Simpson Strongtie DTT1Z Deck Lateral Load Connector
The 7 in. x 1-1/2 in. DTT1Z Deck Tension Tie from Simpson Strongtie meets the 750 lb. requirement listed in the new 2015 IRC Figure R507.2.3(2). It can be installed just as shown in the IRC figure and in a number of other configurations. Individual pieces will cost about $2 and 4 piece kits that include Simpson’s Timber-Hex HDG screws will be available too.
You’ll need to make 4 lateral load connections using the new 750 lb. connector according to the code. Two of them within 24 in. of the ends of the deck and the others spaced evenly along the ledger.
The DTT1Z can be installed using the Timber-Hex HDG screws that have a large diameter integral washer head or with a 3/8 in. diameter galvanized lag screw. You’ll need a separate washer under the head of the lag screw – and point is made clear in the embossed note on the DTT1Z. If you have access to the framing inside of the house and want a bolted connection, you can use a 3/8 in. diameter galvanized machine (hex head) bolt with washers. One advantage of using the Timber-Hex HDG screws aside from the integral washer head is you don’t need to predrill a lead (pilot) hole or a clearance hole as you do when using a lag screw.
One standout feature of the DTT1Z – the end of the hardware that screws into the wall does not have to be in direct contact with the face of the wall, siding or ledger. This may not seem significant at first but it permits you to use a long screw that would ordinarily be too long and penetrate through the inside of the wall framing. The code requires that the mounting screw penetrate at least 3 in. into solid framing (plate, mudsill). If the hardware had to contact the wall surface you’d have to make sure you picked up the perfect length screw [hardware thickness + siding thickness + sheathing thickness +3 in. penetration]. Instead, with the DTT1Z you can use, say a 6 in. screw; drive it deep enough through the wall covering and into the framing. Then snug the DTT1Z up to the screw head and fasten it to the side of the joist. And because the DTT1Z doesn’t have to be in contact with the wall, you can use it over vinyl siding.
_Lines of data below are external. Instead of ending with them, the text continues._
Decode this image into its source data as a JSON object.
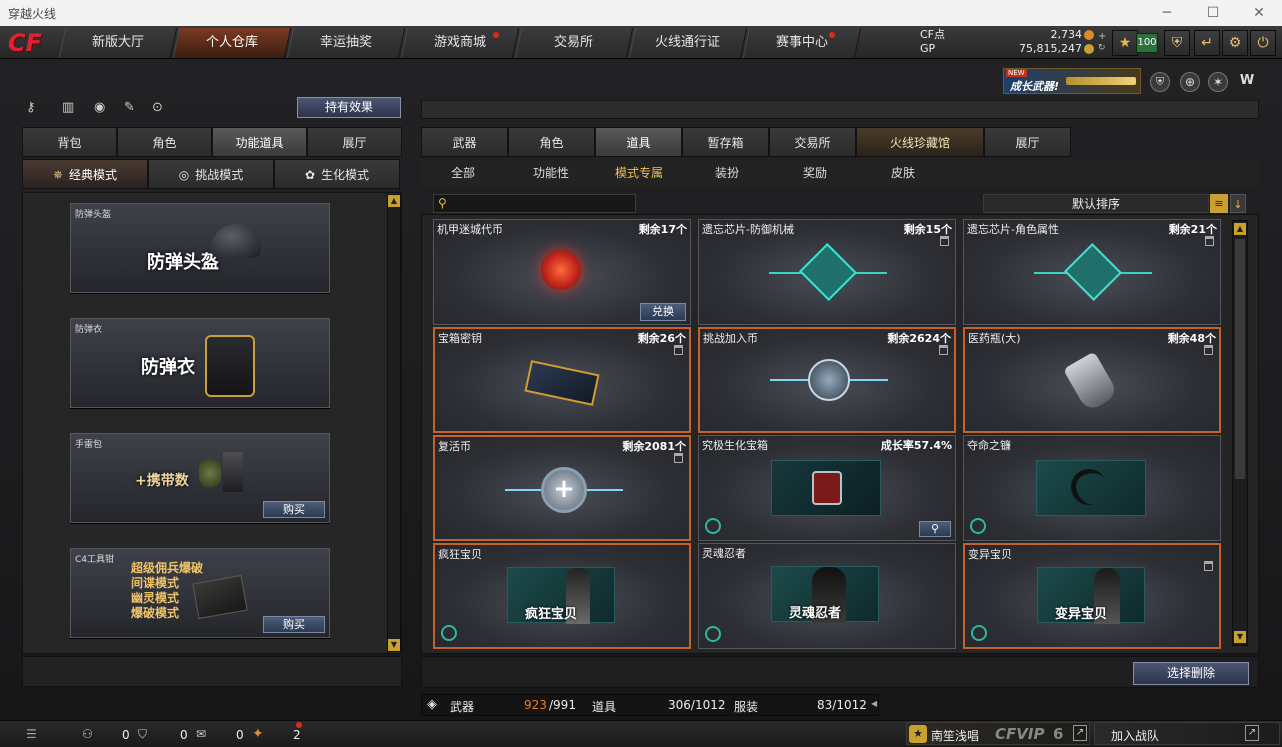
{
  "window": {
    "title": "穿越火线"
  },
  "nav": {
    "tabs": [
      {
        "label": "新版大厅"
      },
      {
        "label": "个人仓库"
      },
      {
        "label": "幸运抽奖"
      },
      {
        "label": "游戏商城"
      },
      {
        "label": "交易所"
      },
      {
        "label": "火线通行证"
      },
      {
        "label": "赛事中心"
      }
    ],
    "active": "个人仓库"
  },
  "currency": {
    "cf_label": "CF点",
    "cf_value": "2,734",
    "gp_label": "GP",
    "gp_value": "75,815,247"
  },
  "level_badge": "100",
  "banner": {
    "new_tag": "NEW",
    "text": "成长武器!"
  },
  "left": {
    "effect_button": "持有效果",
    "tabs": [
      "背包",
      "角色",
      "功能道具",
      "展厅"
    ],
    "modes": [
      "经典模式",
      "挑战模式",
      "生化模式"
    ],
    "cards": [
      {
        "caption": "防弹头盔",
        "title": "防弹头盔"
      },
      {
        "caption": "防弹衣",
        "title": "防弹衣"
      },
      {
        "caption": "手雷包",
        "title": "+携带数",
        "button": "购买"
      },
      {
        "caption": "C4工具钳",
        "lines": [
          "超级佣兵爆破",
          "间谍模式",
          "幽灵模式",
          "爆破模式"
        ],
        "button": "购买"
      }
    ]
  },
  "right": {
    "tabs": [
      "武器",
      "角色",
      "道具",
      "暂存箱",
      "交易所",
      "火线珍藏馆",
      "展厅"
    ],
    "subtabs": [
      "全部",
      "功能性",
      "模式专属",
      "装扮",
      "奖励",
      "皮肤"
    ],
    "active_subtab": "模式专属",
    "sort_label": "默认排序",
    "items": [
      {
        "name": "机甲迷城代币",
        "count": "剩余17个",
        "button": "兑换"
      },
      {
        "name": "遗忘芯片-防御机械",
        "count": "剩余15个"
      },
      {
        "name": "遗忘芯片-角色属性",
        "count": "剩余21个"
      },
      {
        "name": "宝箱密钥",
        "count": "剩余26个"
      },
      {
        "name": "挑战加入币",
        "count": "剩余2624个"
      },
      {
        "name": "医药瓶(大)",
        "count": "剩余48个"
      },
      {
        "name": "复活币",
        "count": "剩余2081个"
      },
      {
        "name": "究极生化宝箱",
        "count": "成长率57.4%"
      },
      {
        "name": "夺命之镰",
        "count": ""
      },
      {
        "name": "疯狂宝贝",
        "count": "",
        "tag": "疯狂宝贝"
      },
      {
        "name": "灵魂忍者",
        "count": "",
        "tag": "灵魂忍者"
      },
      {
        "name": "变异宝贝",
        "count": "",
        "tag": "变异宝贝"
      }
    ],
    "delete_button": "选择删除",
    "stats": {
      "weapon_label": "武器",
      "weapon_used": "923",
      "weapon_total": "/991",
      "item_label": "道具",
      "item_value": "306/1012",
      "outfit_label": "服装",
      "outfit_value": "83/1012"
    }
  },
  "footer": {
    "count1": "0",
    "count2": "0",
    "count3": "0",
    "gift_count": "2",
    "player_name": "南笙浅唱",
    "vip": "CFVIP",
    "vip_level": "6",
    "join_team": "加入战队"
  }
}
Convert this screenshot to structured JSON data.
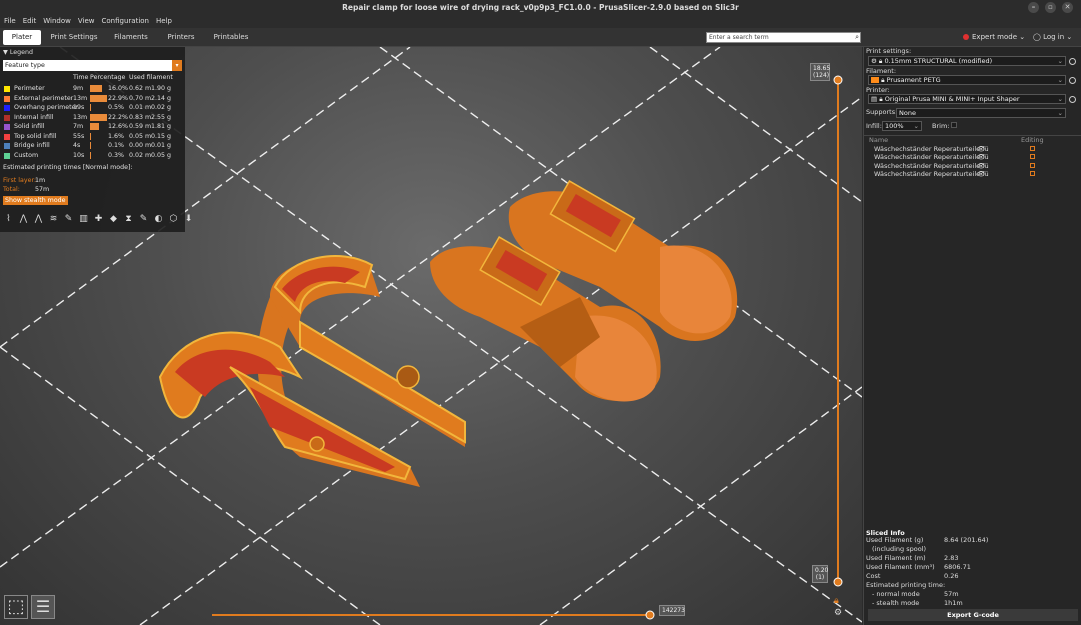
{
  "window": {
    "title": "Repair clamp for loose wire of drying rack_v0p9p3_FC1.0.0 - PrusaSlicer-2.9.0 based on Slic3r"
  },
  "menu": [
    "File",
    "Edit",
    "Window",
    "View",
    "Configuration",
    "Help"
  ],
  "tabs": [
    "Plater",
    "Print Settings",
    "Filaments",
    "Printers",
    "Printables"
  ],
  "search": {
    "placeholder": "Enter a search term"
  },
  "mode": {
    "label": "Expert mode"
  },
  "login": {
    "label": "Log in"
  },
  "legend": {
    "title": "Legend",
    "feature_type": "Feature type",
    "columns": [
      "Time",
      "Percentage",
      "Used filament"
    ],
    "rows": [
      {
        "name": "Perimeter",
        "time": "9m",
        "percent": "16.0%",
        "m": "0.62 m",
        "g": "1.90 g",
        "color": "#ffe600",
        "pct_value": 16.0
      },
      {
        "name": "External perimeter",
        "time": "13m",
        "percent": "22.9%",
        "m": "0.70 m",
        "g": "2.14 g",
        "color": "#ff7d38",
        "pct_value": 22.9
      },
      {
        "name": "Overhang perimeter",
        "time": "19s",
        "percent": "0.5%",
        "m": "0.01 m",
        "g": "0.02 g",
        "color": "#1f1fff",
        "pct_value": 0.5
      },
      {
        "name": "Internal infill",
        "time": "13m",
        "percent": "22.2%",
        "m": "0.83 m",
        "g": "2.55 g",
        "color": "#b03029",
        "pct_value": 22.2
      },
      {
        "name": "Solid infill",
        "time": "7m",
        "percent": "12.6%",
        "m": "0.59 m",
        "g": "1.81 g",
        "color": "#9654cc",
        "pct_value": 12.6
      },
      {
        "name": "Top solid infill",
        "time": "55s",
        "percent": "1.6%",
        "m": "0.05 m",
        "g": "0.15 g",
        "color": "#f04040",
        "pct_value": 1.6
      },
      {
        "name": "Bridge infill",
        "time": "4s",
        "percent": "0.1%",
        "m": "0.00 m",
        "g": "0.01 g",
        "color": "#4d80ba",
        "pct_value": 0.1
      },
      {
        "name": "Custom",
        "time": "10s",
        "percent": "0.3%",
        "m": "0.02 m",
        "g": "0.05 g",
        "color": "#5ed194",
        "pct_value": 0.3
      }
    ],
    "estimated": "Estimated printing times [Normal mode]:",
    "first_layer_label": "First layer:",
    "first_layer_value": "1m",
    "total_label": "Total:",
    "total_value": "57m",
    "stealth_button": "Show stealth mode"
  },
  "right_panel": {
    "print_settings_label": "Print settings:",
    "print_settings_value": "0.15mm STRUCTURAL (modified)",
    "filament_label": "Filament:",
    "filament_value": "Prusament PETG",
    "filament_color": "#ff8c1a",
    "printer_label": "Printer:",
    "printer_value": "Original Prusa MINI & MINI+ Input Shaper",
    "supports_label": "Supports:",
    "supports_value": "None",
    "infill_label": "Infill:",
    "infill_value": "100%",
    "brim_label": "Brim:",
    "object_list_headers": [
      "Name",
      "Editing"
    ],
    "objects": [
      "Wäschechständer Reperaturteile fü",
      "Wäschechständer Reperaturteile fü",
      "Wäschechständer Reperaturteile fü",
      "Wäschechständer Reperaturteile fü"
    ],
    "sliced_info_title": "Sliced Info",
    "sliced_info": [
      {
        "label": "Used Filament (g)",
        "value": "8.64 (201.64)"
      },
      {
        "label": "(including spool)",
        "value": ""
      },
      {
        "label": "Used Filament (m)",
        "value": "2.83"
      },
      {
        "label": "Used Filament (mm³)",
        "value": "6806.71"
      },
      {
        "label": "Cost",
        "value": "0.26"
      },
      {
        "label": "Estimated printing time:",
        "value": ""
      },
      {
        "label": "- normal mode",
        "value": "57m"
      },
      {
        "label": "- stealth mode",
        "value": "1h1m"
      }
    ],
    "export_button": "Export G-code"
  },
  "sliders": {
    "top_height": "18.65",
    "top_layer": "(124)",
    "bottom_height": "0.20",
    "bottom_layer": "(1)",
    "horizontal_value": "142273"
  }
}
Strongtie also gives deck builders more attachment configurations than the plain-vanilla IRC figure. A deck lateral-load connection technical bulletin details how to mount the hardware on the bottom and side of a joist, to a block attached to the side of a joist, and to a block installed across the bottom of two joists. And you can secure the DTT1Z into a mudsill, wall plate, header or stud – more options than the IRC detail.
You’ll need to fasten the DTT1Z to a deck joist or block using either 10d x 1 1/2 in. galvanized metal hardware nails or Simpson Strongtie’s #9 x 1 1/2 in. Strong Drive SD Connector Screws. There are 6 round holes used for standard installation and two additional triangle holes for additional fasteners when needed.
The Allowable Tension Loads table shows three options for fasteners and dry and wet service columns with subcolumns for joist species type. It’s important to note that if you’re using the DTT1Z with pressure treated SPF or HF joists you will have to install either 6 of the #9 SD connector screws or 8 – 10d x 1 1/2 in. nails. Six nails won’t meet the 750lb. load requirement in these softer woods (this is where the two triangle holes come in handy).
Check out the DTT1 information flier and technical bulletin for additional info:
DTT1 fastened to a 24 in. block attached to the side of a deck joist giving more vertical adjustment for the plate screw to hit dead center.
DTT1 fastened to block mounted to the bottom of two joists and screwed into a wall stud.